Do you know what course of study to pursue? Do you even know what your options are? Have you ever heard of the following: Hydrologist? Geodesist? Petrologist? Mycologist? Apiculturist? Cytologist? Eco-Banker? Carbon Trader? Corporate Climate Strategist? Flash 8 Graphic Artist? .NET Architect? What are the new “green collar” jobs?
The choices are endless and are constantly growing and evolving. If you enjoy one area of study, but believe your skills better qualify you in another area, you may be surprised to learn that you do not necessarily have to give up what you love for what you can do better.
For example, if you love sports but are realistic enough to realize that you won’t make it as a professional athlete, there is the whole field of sports marketing, which can be equally lucrative and fun.
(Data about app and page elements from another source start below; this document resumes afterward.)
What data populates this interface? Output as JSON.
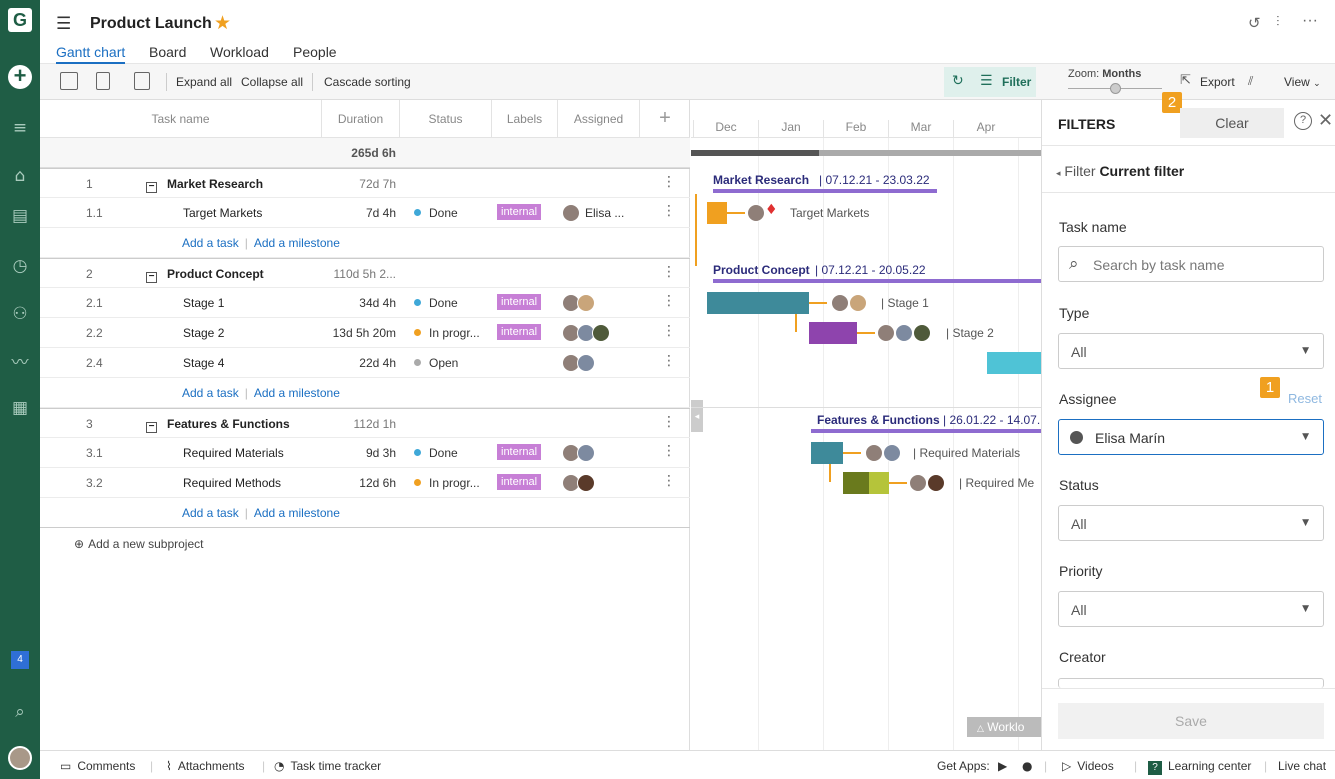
{
  "app": {
    "logo": "G",
    "notif_count": "4"
  },
  "project": {
    "title": "Product Launch",
    "tabs": [
      "Gantt chart",
      "Board",
      "Workload",
      "People"
    ]
  },
  "toolbar": {
    "expand": "Expand all",
    "collapse": "Collapse all",
    "cascade": "Cascade sorting",
    "filter": "Filter",
    "zoom_label": "Zoom:",
    "zoom_value": "Months",
    "export": "Export",
    "view": "View"
  },
  "grid": {
    "headers": {
      "task": "Task name",
      "duration": "Duration",
      "status": "Status",
      "labels": "Labels",
      "assigned": "Assigned"
    },
    "total": "265d 6h",
    "add_task": "Add a task",
    "add_milestone": "Add a milestone",
    "add_subproject": "Add a new subproject",
    "rows": [
      {
        "num": "1",
        "name": "Market Research",
        "dur": "72d 7h",
        "group": true
      },
      {
        "num": "1.1",
        "name": "Target Markets",
        "dur": "7d 4h",
        "status": "Done",
        "label": "internal",
        "assignee": "Elisa ..."
      },
      {
        "num": "2",
        "name": "Product Concept",
        "dur": "110d 5h 2...",
        "group": true
      },
      {
        "num": "2.1",
        "name": "Stage 1",
        "dur": "34d 4h",
        "status": "Done",
        "label": "internal"
      },
      {
        "num": "2.2",
        "name": "Stage 2",
        "dur": "13d 5h 20m",
        "status": "In progr...",
        "label": "internal"
      },
      {
        "num": "2.4",
        "name": "Stage 4",
        "dur": "22d 4h",
        "status": "Open"
      },
      {
        "num": "3",
        "name": "Features & Functions",
        "dur": "112d 1h",
        "group": true
      },
      {
        "num": "3.1",
        "name": "Required Materials",
        "dur": "9d 3h",
        "status": "Done",
        "label": "internal"
      },
      {
        "num": "3.2",
        "name": "Required Methods",
        "dur": "12d 6h",
        "status": "In progr...",
        "label": "internal"
      }
    ]
  },
  "gantt": {
    "months": [
      "Dec",
      "Jan",
      "Feb",
      "Mar",
      "Apr"
    ],
    "market_title": "Market Research",
    "market_dates": "07.12.21 - 23.03.22",
    "target_markets": "Target Markets",
    "concept_title": "Product Concept",
    "concept_dates": "07.12.21 - 20.05.22",
    "stage1": "Stage 1",
    "stage2": "Stage 2",
    "features_title": "Features & Functions",
    "features_dates": "26.01.22 - 14.07.",
    "req_materials": "Required Materials",
    "req_methods": "Required Me",
    "workload": "Worklo"
  },
  "filters": {
    "title": "FILTERS",
    "clear": "Clear",
    "back": "Filter",
    "current": "Current filter",
    "task_name": "Task name",
    "search_placeholder": "Search by task name",
    "type": "Type",
    "type_value": "All",
    "assignee": "Assignee",
    "reset": "Reset",
    "assignee_value": "Elisa Marín",
    "status": "Status",
    "status_value": "All",
    "priority": "Priority",
    "priority_value": "All",
    "creator": "Creator",
    "save": "Save",
    "badge1": "1",
    "badge2": "2"
  },
  "footer": {
    "comments": "Comments",
    "attachments": "Attachments",
    "tracker": "Task time tracker",
    "get_apps": "Get Apps:",
    "videos": "Videos",
    "learning": "Learning center",
    "live_chat": "Live chat"
  },
  "colors": {
    "rail": "#1f5d45",
    "accent": "#1b6fc2",
    "teal": "#3e8a9a",
    "purple": "#8e44ad",
    "orange": "#f0a020",
    "olive": "#6a7a1d"
  }
}
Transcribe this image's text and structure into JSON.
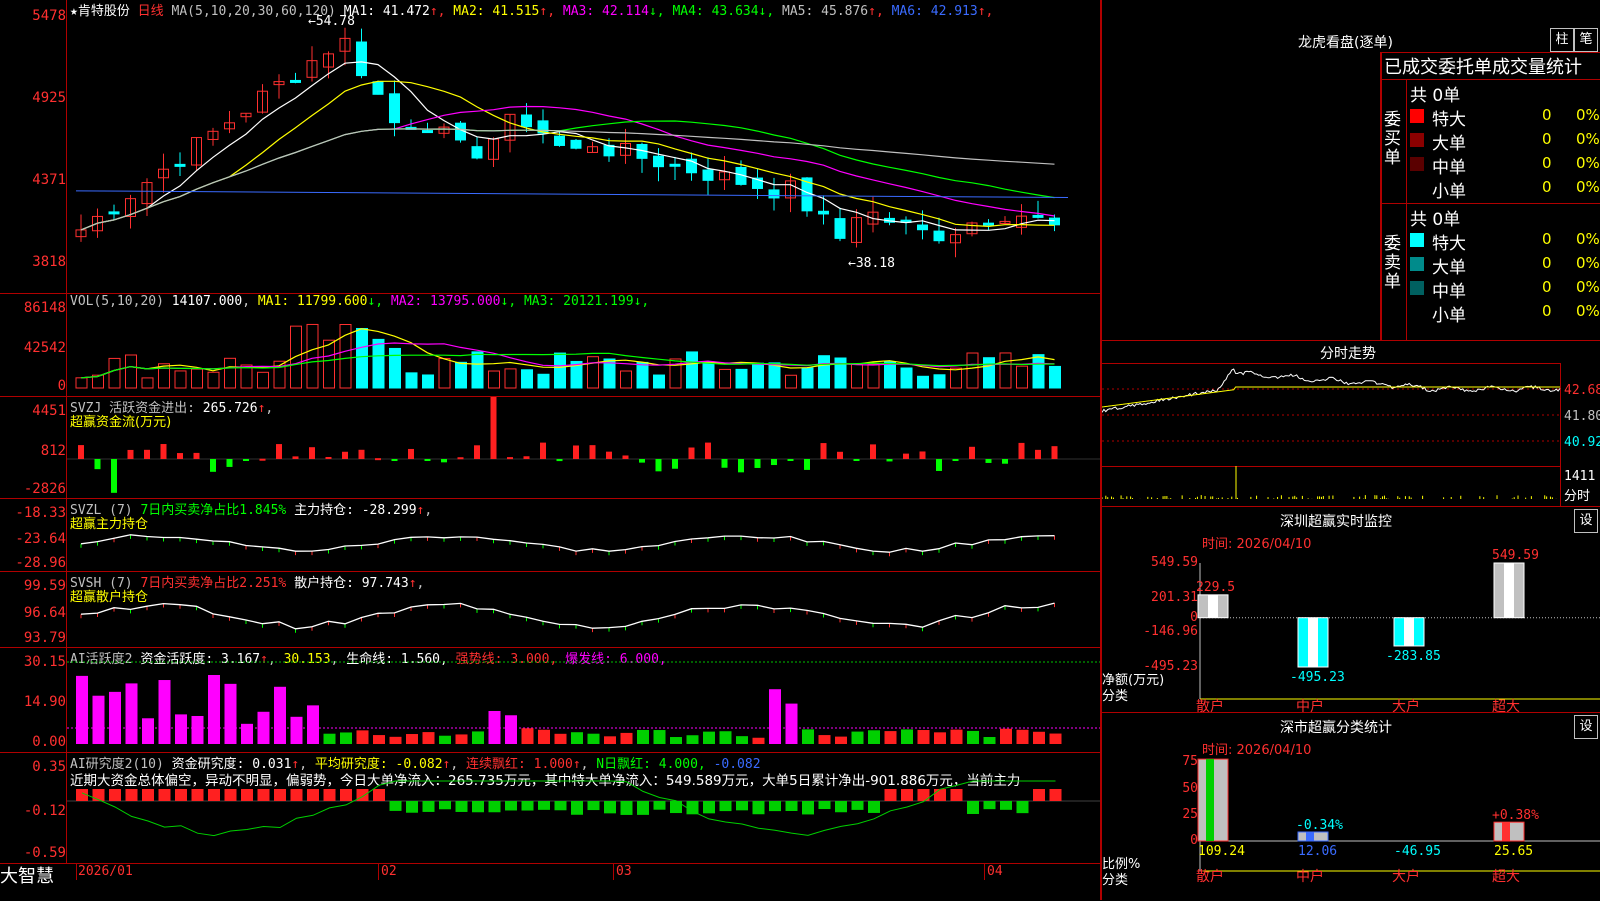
{
  "stock": {
    "star": "★",
    "name": "肯特股份",
    "period": "日线"
  },
  "ma_legend": {
    "label": "MA(5,10,20,30,60,120)",
    "items": [
      {
        "name": "MA1:",
        "value": "41.472",
        "arrow": "↑",
        "color": "#ffffff"
      },
      {
        "name": "MA2:",
        "value": "41.515",
        "arrow": "↑",
        "color": "#ffff00"
      },
      {
        "name": "MA3:",
        "value": "42.114",
        "arrow": "↓",
        "color": "#ff00ff"
      },
      {
        "name": "MA4:",
        "value": "43.634",
        "arrow": "↓",
        "color": "#00ff00"
      },
      {
        "name": "MA5:",
        "value": "45.876",
        "arrow": "↑",
        "color": "#c0c0c0"
      },
      {
        "name": "MA6:",
        "value": "42.913",
        "arrow": "↑",
        "color": "#3a6bff"
      }
    ]
  },
  "price_axis": [
    "5478",
    "4925",
    "4371",
    "3818"
  ],
  "price_markers": {
    "high": "54.78",
    "low": "38.18"
  },
  "vol_legend": {
    "label": "VOL(5,10,20)",
    "value": "14107.000",
    "items": [
      {
        "name": "MA1:",
        "value": "11799.600",
        "arrow": "↓",
        "color": "#ffff00"
      },
      {
        "name": "MA2:",
        "value": "13795.000",
        "arrow": "↓",
        "color": "#ff00ff"
      },
      {
        "name": "MA3:",
        "value": "20121.199",
        "arrow": "↓",
        "color": "#00ff00"
      }
    ]
  },
  "vol_axis": [
    "86148",
    "42542",
    "0"
  ],
  "svzj": {
    "title": "SVZJ  活跃资金进出:",
    "value": "265.726",
    "arrow": "↑",
    "sub": "超赢资金流(万元)"
  },
  "svzj_axis": [
    "4451",
    "812",
    "-2826"
  ],
  "svzl": {
    "title": "SVZL (7)",
    "desc": "7日内买卖净占比1.845%",
    "label": "主力持仓:",
    "value": "-28.299",
    "sub": "超赢主力持仓"
  },
  "svzl_axis": [
    "-18.33",
    "-23.64",
    "-28.96"
  ],
  "svsh": {
    "title": "SVSH (7)",
    "desc": "7日内买卖净占比2.251%",
    "label": "散户持仓:",
    "value": "97.743",
    "sub": "超赢散户持仓"
  },
  "svsh_axis": [
    "99.59",
    "96.64",
    "93.79"
  ],
  "ai_active": {
    "title": "AI活跃度2",
    "label": "资金活跃度:",
    "value": "3.167",
    "v2": "30.153",
    "life": "生命线: 1.560,",
    "strong": "强势线: 3.000,",
    "burst": "爆发线: 6.000,"
  },
  "ai_active_axis": [
    "30.15",
    "14.90",
    "0.00"
  ],
  "ai_research": {
    "title": "AI研究度2(10)",
    "label": "资金研究度:",
    "value": "0.031",
    "avg": "平均研究度: -0.082",
    "red": "连续飘红: 1.000",
    "nred": "N日飘红: 4.000,",
    "tail": "-0.082",
    "commentary": "近期大资金总体偏空，异动不明显，偏弱势，今日大单净流入：265.735万元，其中特大单净流入：549.589万元，大单5日累计净出-901.886万元，当前主力"
  },
  "ai_research_axis": [
    "0.35",
    "-0.12",
    "-0.59"
  ],
  "date_axis": [
    "2026/01",
    "02",
    "03",
    "04"
  ],
  "brand": "大智慧",
  "dragon_panel": {
    "title": "龙虎看盘(逐单)",
    "btn_col": "柱",
    "btn_pen": "笔",
    "header": "已成交委托单成交量统计",
    "buy_label": "委买单",
    "sell_label": "委卖单",
    "buy_total": "共 0单",
    "sell_total": "共 0单",
    "buy_rows": [
      {
        "label": "特大",
        "count": "0",
        "pct": "0%",
        "color": "#ff0000"
      },
      {
        "label": "大单",
        "count": "0",
        "pct": "0%",
        "color": "#8b0000"
      },
      {
        "label": "中单",
        "count": "0",
        "pct": "0%",
        "color": "#5a0000"
      },
      {
        "label": "小单",
        "count": "0",
        "pct": "0%",
        "color": "#000000"
      }
    ],
    "sell_rows": [
      {
        "label": "特大",
        "count": "0",
        "pct": "0%",
        "color": "#00ffff"
      },
      {
        "label": "大单",
        "count": "0",
        "pct": "0%",
        "color": "#008b8b"
      },
      {
        "label": "中单",
        "count": "0",
        "pct": "0%",
        "color": "#006060"
      },
      {
        "label": "小单",
        "count": "0",
        "pct": "0%",
        "color": "#000000"
      }
    ]
  },
  "intraday": {
    "title": "分时走势",
    "axis": [
      "42.68",
      "41.80",
      "40.92"
    ],
    "vol": "1411",
    "vol_unit": "分时"
  },
  "monitor": {
    "title": "深圳超赢实时监控",
    "btn": "设",
    "time": "时间: 2026/04/10",
    "axis": [
      "549.59",
      "201.31",
      "0",
      "-146.96",
      "-495.23"
    ],
    "ylabel": "净额(万元)",
    "xlabel": "分类",
    "bars": [
      {
        "cat": "散户",
        "value": 229.5,
        "label": "229.5"
      },
      {
        "cat": "中户",
        "value": -495.23,
        "label": "-495.23"
      },
      {
        "cat": "大户",
        "value": -283.85,
        "label": "-283.85"
      },
      {
        "cat": "超大",
        "value": 549.59,
        "label": "549.59"
      }
    ]
  },
  "classify": {
    "title": "深市超赢分类统计",
    "btn": "设",
    "time": "时间: 2026/04/10",
    "axis": [
      "75",
      "50",
      "25",
      "0"
    ],
    "ylabel": "比例%",
    "xlabel": "分类",
    "bars": [
      {
        "cat": "散户",
        "top": "",
        "bottom": "109.24",
        "pct": 100
      },
      {
        "cat": "中户",
        "top": "-0.34%",
        "bottom": "12.06",
        "pct": 11
      },
      {
        "cat": "大户",
        "top": "",
        "bottom": "-46.95",
        "pct": 0
      },
      {
        "cat": "超大",
        "top": "+0.38%",
        "bottom": "25.65",
        "pct": 23
      }
    ]
  }
}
In the twenty-first century, a very small percentage of people will spend their lives in one job and, surprisingly, the number of people who change professions is growing very rapidly. As you go off to college, with few exceptions, it is not necessary that you know exactly how you intend to spend the rest of your work life. It will, however, be very useful to have an understanding of what you enjoy and at what you are good. In fact, most people put more planning into their summer vacations than into their career choices!
Through a series of tests, you will be in a position to make an informed decision.
Vocational testing and aptitude testing are provided for in-depth assessment to help develop realistic career plans; to choose a course of study or major; to identify career options, critical skills and accomplishments, and work-related values and interests.
Vocational tests, including several interest and personality inventories, and aptitude tests, are available to help confirm interests, personality and aptitudes. Tests for aptitudes include the Differential Aptitude Test (DAT) and vocational tests include the Strong Interest Inventory and Myers-Briggs Type Indicator (MBTI).
These tests are all very useful for high school students to assist them in the selection of a major and a college, for college students and recent graduates deciding on a graduate school or professional school, as well as for mid-career changers.
- The Differential Aptitude Test (DAT) is a comprehensive test with several components, which measures your ability to succeed in a number of different areas. The DAT feedback report provides information about aptitudes, as well as your highest interests in certain fields of work, as well as in subject areas and school-related activities. Test results show how your aptitudes and interests relate to the world of work, and your future educational and career choices.
- The Strong Interest Inventory measures occupational interests in a wide range of career areas. It is used for making educational and occupational choices, choosing a college and a major. It can help you to choose a career field or specific job, explore educational options, expand career options and make choices, identify potentially satisfying work environments and enrich your current work.
- The Myers-Briggs Type Indicator (MBTI) is an inventory of personality style and preference. It measures your style and preferences on four scales. Knowing and understanding your personality type can help you to better understand your strengths, the kinds of work tasks, work environments and jobs you would enjoy.
- Along with providing insights for choosing a major or course of study, this increased self-awareness will help with your career management throughout your work life.
Optional Follow-up Counseling/Coaching Sessions
These tests can each be supplemented with individual counseling sessions, to further discuss and clarify career plans, to help with college and graduate school selection, applications, essays, and portfolio and resume preparation.